IntroductionUnemployment is the situation of an individual who is able to work, actively looking for work but is not able to get a salaried job (Healey, 1998). However, it is important to know that to be regarded as unemployed; an individual should be an energetic affiliate of the labor force and actively seeking a remunerative job. Joblessness is a plague in nations at every level of economic growth (Kriesler, 1999). Unemployment, mainly continuing unemployment, is the chief cause of poverty and bother in a society. It is the basis of massive personal and economic hardship for several people and their families.
The struggle against joblessness is critically significant. However it is stated that this fight can only win by focusing on job provision and opportunities rather than slogans and punishments.

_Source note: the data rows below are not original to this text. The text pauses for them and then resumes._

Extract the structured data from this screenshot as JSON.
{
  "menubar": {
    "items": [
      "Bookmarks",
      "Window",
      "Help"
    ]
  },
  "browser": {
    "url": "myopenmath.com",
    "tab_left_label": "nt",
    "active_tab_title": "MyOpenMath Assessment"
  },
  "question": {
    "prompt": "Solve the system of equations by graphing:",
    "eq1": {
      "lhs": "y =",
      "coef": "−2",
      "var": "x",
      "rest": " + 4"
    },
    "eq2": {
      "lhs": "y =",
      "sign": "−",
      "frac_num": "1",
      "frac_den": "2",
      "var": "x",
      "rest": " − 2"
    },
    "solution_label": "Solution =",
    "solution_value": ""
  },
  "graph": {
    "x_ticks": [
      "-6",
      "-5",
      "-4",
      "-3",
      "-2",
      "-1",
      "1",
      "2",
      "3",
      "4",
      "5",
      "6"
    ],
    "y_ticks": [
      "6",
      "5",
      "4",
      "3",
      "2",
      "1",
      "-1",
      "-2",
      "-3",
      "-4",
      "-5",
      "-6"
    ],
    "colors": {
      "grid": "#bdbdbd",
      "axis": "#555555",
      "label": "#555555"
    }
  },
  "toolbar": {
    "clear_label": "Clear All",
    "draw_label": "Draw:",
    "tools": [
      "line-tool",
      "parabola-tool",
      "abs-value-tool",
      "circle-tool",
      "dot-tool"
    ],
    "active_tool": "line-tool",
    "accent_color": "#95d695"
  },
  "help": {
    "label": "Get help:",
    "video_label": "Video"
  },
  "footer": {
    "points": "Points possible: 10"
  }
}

This paper therefore illustrates the issue of unemployment and discusses the policy responses of Australian government to this issue. The rate of unemployment in AustraliaAs of March 2002, the Australian Bureau of Statistics (ABS) approximated that 622,300 individuals were not employed in Australia at a pace of 6.3 per cent (McKay, 1997).
While the rate of unemployment is important, it also has a number of very real constraints. It does not show what jobs are being created or disappearing, whether they are causal or long term, part-time or full time. It also does not mirror whether individuals are working for many hours or not sufficient hours, or the quantity of time they remain without task. Joblessness is not a problem exclusively for the people who are not paid; it is a crisis for everyone. If individuals who have no money to spend, domestic businesses do not sell their commodities and this increasing consequence can impact on whole economies. The rate of unemployment is a figure generated every month by the ABS.
ABS defines a person who is unemployed as an individual who is not in salaried employment who is actively searching for job (Bell, 2000). A person doing salaried job in week for at least one hour is not regarded as unemployed. Several people are slightly connected to the labor force- they desire to work but are not aggressively looking for employment. Occasionally people stop searching for job due to the deceptive notion that they will not be succeed (Bell, 2000).
The discouraged job seekers might think they are too young, or too old, or do not have the skills a boss would require. This is considered as hidden unemployment. The other leading category of people not mirrored in the statistics is the people working but would rather work extra hours, the underemployed. As of February 2002, more than twenty seven per cent of part-time employees desired to work extra hours (McKay, 1997). Three bases of data are applied to calculate the numbers showing the labor force in view to unemployment.
These entail the monthly labor force review carried out by the ABS, data from the Job Network and Statistics from Centrelink (Healey, 1998). Furthermore, the ABS further tries to group the final data into divisions involving education, region, age, occupation, and sex.